The mast features parish flags amongst many others
The mast was built to coincide with the 60th anniversary of Liberation Day and the SeaGuernsey festival.
Designed and built by Marine and General the mast has stood in pride of place on St Julian's Roundabout since May 2005.
Since it was first raised the mast has been used to fly flags specific to events taking place around the island.
The 100ft (30m) structure is based on the mizzenmast of a 74-gun vessel seen in Guernsey waters in the 18th Century.
Guernsey maritime hero Admiral Lord James Saumarez commanded the 74-gun Orion at Battle of the Nile, where he was second-in-command to Admiral Lord Horatio Nelson.
Deputy Mike O'Hara said the mast was "an icon for the island" and echoed the maritime links of the island.
Though controversial when first constructed the mast has become a landmark in St Peter Port and is one of the first things seen by visitors to the island travelling by boat.
Events celebrated on the mast have included Royal visits, naval ships coming to the island and BBC Children in Need.
In 2006 Children in Need was marked with a Pudsey flag
In 2009 a special flag raising ceremony was held at the beginning of the summer season as the mast marked the 204th anniversary of the Battle of Trafalgar, where 29 Guernseymen served.
As well as the flags raised to mark events and visits to the island the flags of the island's parishes are also flown from the mast and at Christmas strings of lights run from the ground to its top as it becomes the Rotary Club's Tree of Joy.
In January 2010 the mast was removed from the roundabout for renovation.
Captain Peter Gill, Guernsey's harbour master, said that when it was originally constructed the mast was "intended to last for one year" and that this work should allow it to "last another 15 years".
Andy Way from Marine and General said taking it down was "a fairly straight forward job" with the only real issue being the need to close the central lane of the roundabout.
The work included repainting the whole structure and replacing several of the components, which had previously been made of mild steel, with stainless steel.

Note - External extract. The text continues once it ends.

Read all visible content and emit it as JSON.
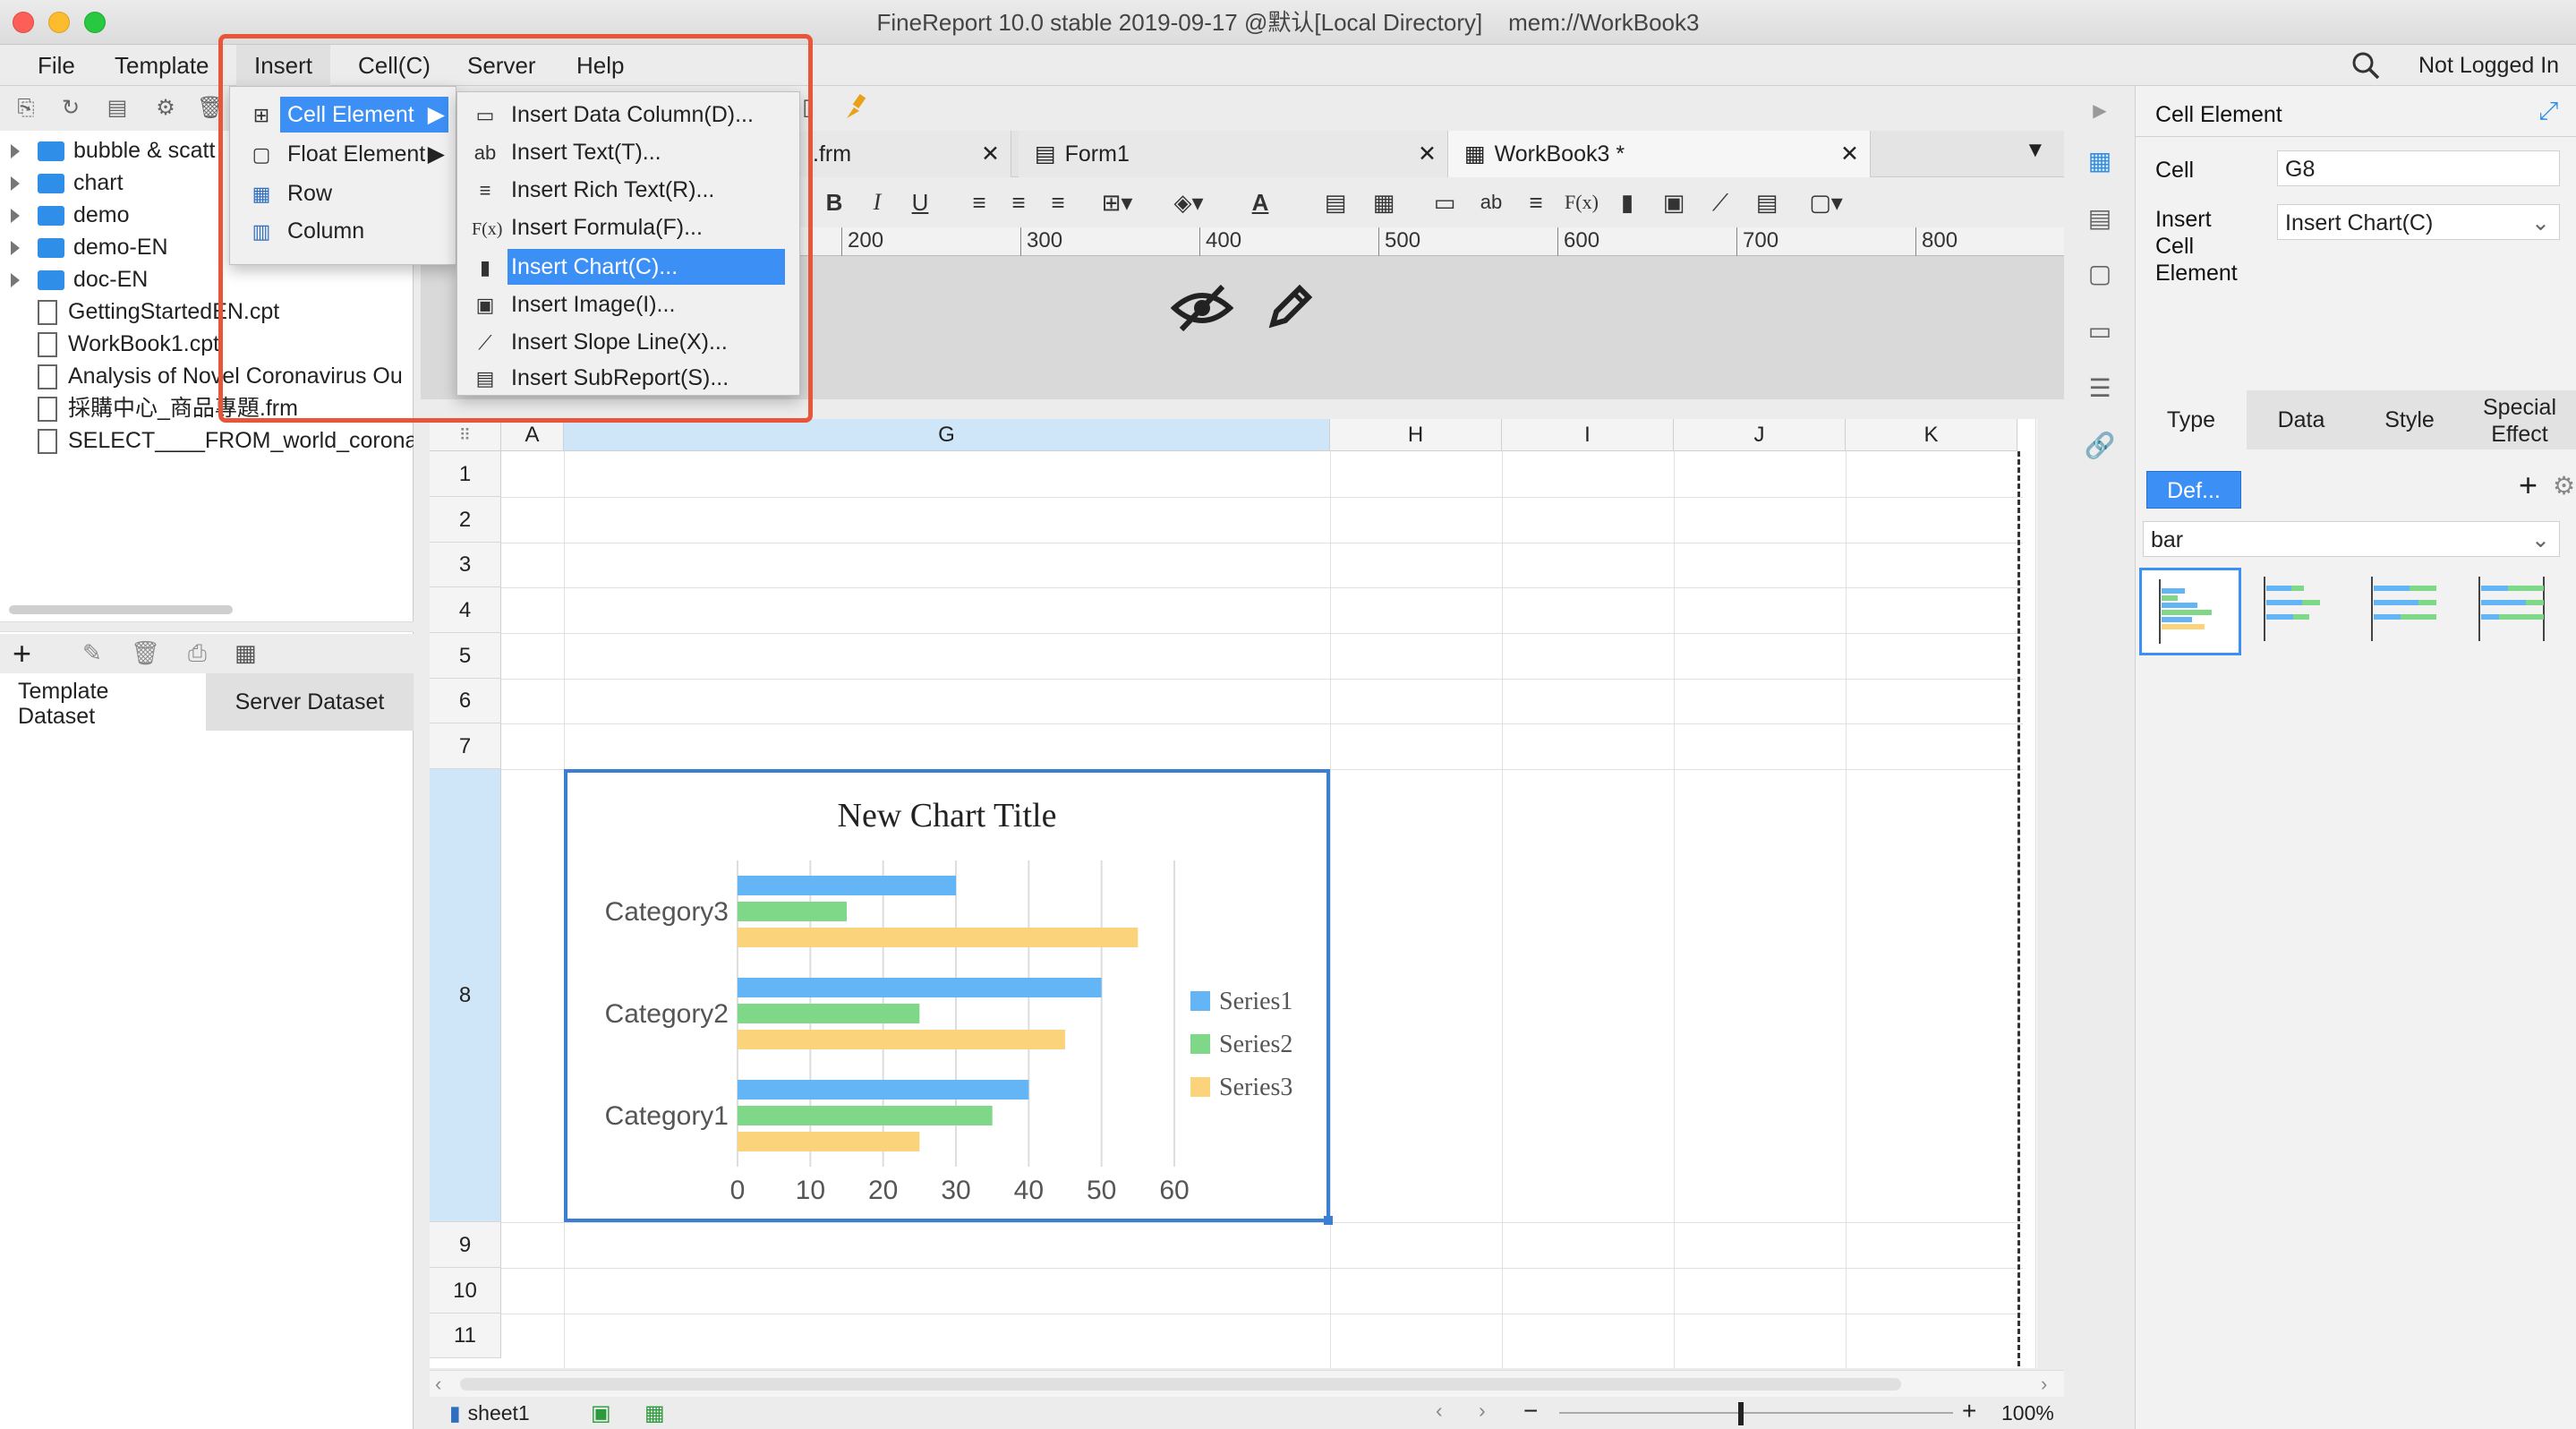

Though the mast came down in January the completion of work was delayed by the particularly cold temperatures that were experienced in January and February, but by late March the £10,000 worth of work was well underway.
Captain Gill said that the mast should be put back up on April 18 in plenty of time for the Liberation Day celebrations in May.